"I don't know of anyone as erudite as Soumitra," Sharmila Tagore's voice trembles with emotion as she talks about her first co-star, Soumitra Chatterjee, who passed into the ages on November 15.
"He could talk about any subject under the sun and with irrefutable knowledge. Soumitra and I started our careers together in Satyajit Ray's Apur Sansar. He was 10 years older than me, but I never felt the gap."
"He was a dear and loyal friend, always supporting me when the need arose. If he saw me being questioned, he would invariably defend me. After my husband Tiger (Mansur Ali Khan Pataudi) and Shashi Kapoor, I have lost another very dear friend."
"I was an actor by accident," she continues. "He always wanted to be an actor. Our friendship started with the words that we exchanged as husband and wife in Apur Sansar."
"I was not supposed to understand some of the big words that he used in the film. Our exchanges in the film were very revealing."
"In one sequence he uses a very sophisticated Bengali word for 'dedicate' when he tells me he will dedicate his book to his wife.
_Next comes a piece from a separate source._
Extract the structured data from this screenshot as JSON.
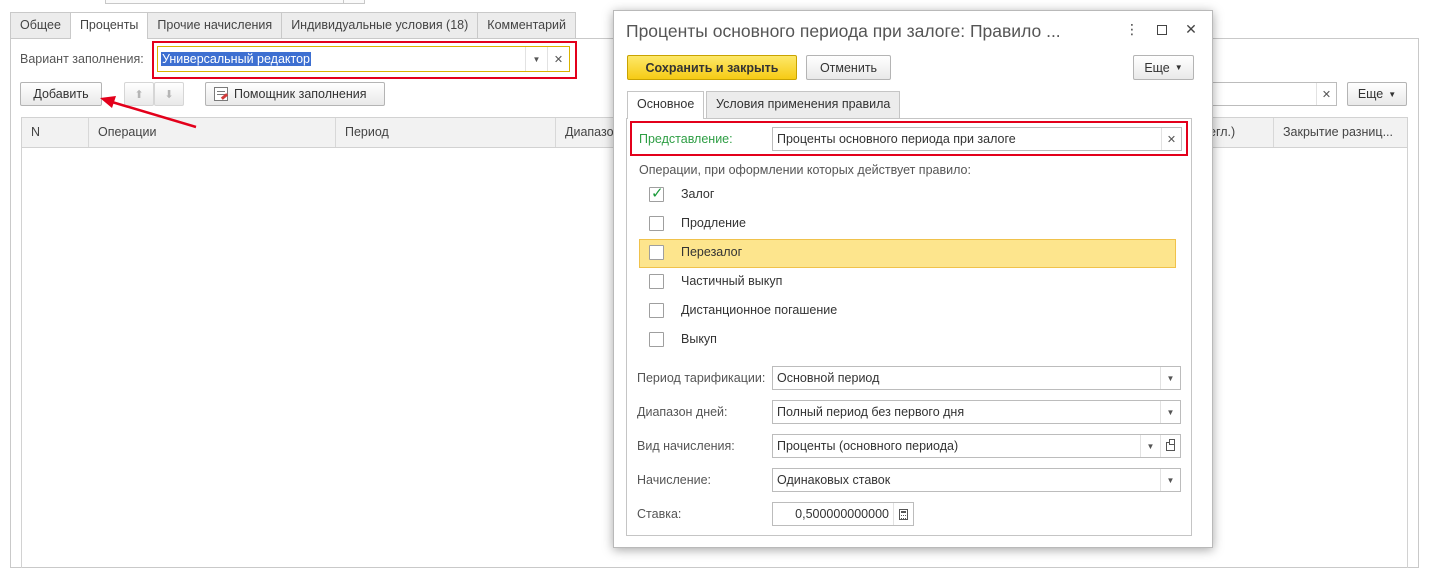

I pretend to not understand the word."
"I remember in another scene, he explains to me why he can't spend more time with me as he has to earn a living. I gently suggest that he stop doing all the extra tuition and come straight home every day."
"The words we spoke to one another in these scenes established a bond between us which existed right till his passing away. When we acted together or conversed, I would listen very closely to him. I'd observe him closely."
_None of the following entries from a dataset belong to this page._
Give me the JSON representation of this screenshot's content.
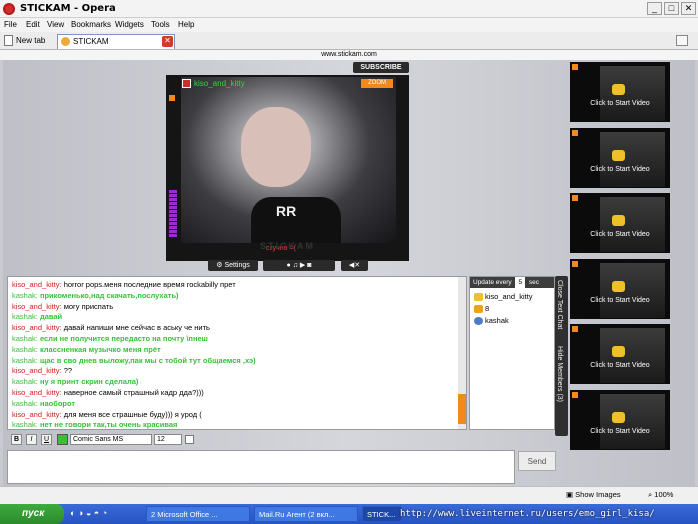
{
  "window": {
    "title": "STICKAM - Opera"
  },
  "menu": [
    "File",
    "Edit",
    "View",
    "Bookmarks",
    "Widgets",
    "Tools",
    "Help"
  ],
  "tabs": {
    "new_tab": "New tab",
    "active_tab": "STICKAM"
  },
  "address": {
    "url": "www.stickam.com"
  },
  "player": {
    "subscribe_label": "SUBSCRIBE",
    "user": "kiso_and_kitty",
    "zoom_label": "ZOOM",
    "caption": "скучно =(",
    "brand": "STICKAM",
    "shirt_text": "RR",
    "controls": {
      "settings_label": "Settings"
    }
  },
  "chat": {
    "lines": [
      {
        "user": "kiso_and_kitty",
        "sep": ": ",
        "text": "horror pops.меня последние время rockabilly прет",
        "user_color": "red",
        "text_style": "plain"
      },
      {
        "user": "kashak",
        "sep": ": ",
        "text": "прикоменько,над скачать,послухать)",
        "user_color": "green",
        "text_style": "green"
      },
      {
        "user": "kiso_and_kitty",
        "sep": ": ",
        "text": "могу приспать",
        "user_color": "red",
        "text_style": "plain"
      },
      {
        "user": "kashak",
        "sep": ": ",
        "text": "давай",
        "user_color": "green",
        "text_style": "green"
      },
      {
        "user": "kiso_and_kitty",
        "sep": ": ",
        "text": "давай напиши мне сейчас в аську че нить",
        "user_color": "red",
        "text_style": "plain"
      },
      {
        "user": "kashak",
        "sep": ": ",
        "text": "если не получится передасто на почту \\пнеш",
        "user_color": "green",
        "text_style": "green"
      },
      {
        "user": "kashak",
        "sep": ": ",
        "text": "классненкая музычко меня прёт",
        "user_color": "green",
        "text_style": "green"
      },
      {
        "user": "kashak",
        "sep": ": ",
        "text": "щас в сво днев выложу,пак мы с тобой тут общаемся ,хэ)",
        "user_color": "green",
        "text_style": "green"
      },
      {
        "user": "kiso_and_kitty",
        "sep": ": ",
        "text": "??",
        "user_color": "red",
        "text_style": "plain"
      },
      {
        "user": "kashak",
        "sep": ": ",
        "text": "ну я принт скрин сделала)",
        "user_color": "green",
        "text_style": "green"
      },
      {
        "user": "kiso_and_kitty",
        "sep": ": ",
        "text": "наверное самый страшный кадр дда?)))",
        "user_color": "red",
        "text_style": "plain"
      },
      {
        "user": "kashak",
        "sep": ": ",
        "text": "наоборот",
        "user_color": "green",
        "text_style": "green"
      },
      {
        "user": "kiso_and_kitty",
        "sep": ": ",
        "text": "для меня все страшные буду))) я урод (",
        "user_color": "red",
        "text_style": "plain"
      },
      {
        "user": "kashak",
        "sep": ": ",
        "text": "нет не говори так,ты очень красивая",
        "user_color": "green",
        "text_style": "green"
      }
    ]
  },
  "members": {
    "update_label": "Update every",
    "interval": "5",
    "unit": "sec",
    "list": [
      "kiso_and_kitty",
      "8",
      "kashak"
    ]
  },
  "sidetabs": {
    "close": "Close Text Chat",
    "hide": "Hide Members (3)"
  },
  "videos": {
    "start_label": "Click to Start Video"
  },
  "format": {
    "bold": "B",
    "italic": "I",
    "underline": "U",
    "font": "Comic Sans MS",
    "size": "12"
  },
  "send_label": "Send",
  "status": {
    "show_images": "Show Images",
    "zoom": "100%"
  },
  "taskbar": {
    "start": "пуск",
    "tasks": [
      "2 Microsoft Office ...",
      "Mail.Ru Агент (2 вкл...",
      "STICK..."
    ],
    "watermark": "http://www.liveinternet.ru/users/emo_girl_kisa/"
  },
  "colors": {
    "accent": "#f08a20",
    "chat_red": "#d21d1d",
    "chat_green": "#36c136"
  }
}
Sharmila admired Soumitrada's tenacity.
"After Apur Sansar and, of course Devi, we worked together again in Ajoy Kar's Barnali in 1963. I saw that film again during the lockdown. He's so good in it! He was working non-stop for 70 years."
"At the box office, he was not Uttam Kumar. But his performances are part of Bengal's heritage. He was wonderful in Kony where he played a swimming coach, and in Rituparno Ghosh's Asukh and in so any others films which I intend to see again. He did outstanding work."
Soumitrada was much more than an actor.
"He was a true renaissance artiste," she says.
"He was theatre actor. He directed plays. He did Jatra (Bengali folk theatre). I asked him why. Jatra< travelling all night, etc. He said he needed the money and also the sheer experience was precious to him."
"He was a painter and he did wonderful poetry recitation on stage. He wasn't just a cover reader. He was widely read Like Naseeruddin Shah he was mad about theatre and sports. And politics. He had a child-like curiosity and childlike charm."
Sharmila remembers being on two outdoor locations with Soumitrada.
"One was for Satyajit Ray's Aranyer Din Ratri and the other for Goutam Ghose's Abar Aranye. Almost everyone connecting with these films is gone. After our shooting, we had our adda, gupshup and there was a connection with him that I can't explain. His success made me happy and vice versa."
"He got along very well with Tiger. When he won the Padma Bhushan and the Dadasaheb Phalke Award, we met and celebrated. Every time I felt I hadn't spoken to him for too long, I would guiltily call him and we would chat."
"We recited poetry together on stage several times. That was a learning curve for me. We also did a poetry-reading play called Ke Tume. It was well appreciated.
"We also performed in Bangladesh together. We vibed well. He was a wonderful friend. I feel I have lost a part of me. But I also know his legacy is ineradicable. He never strove to be a star."
"He was Satyajit Ray's muse. Their 14 films together stand testimony to a historic collaboration like Martin Scorsese and Robert di Niro."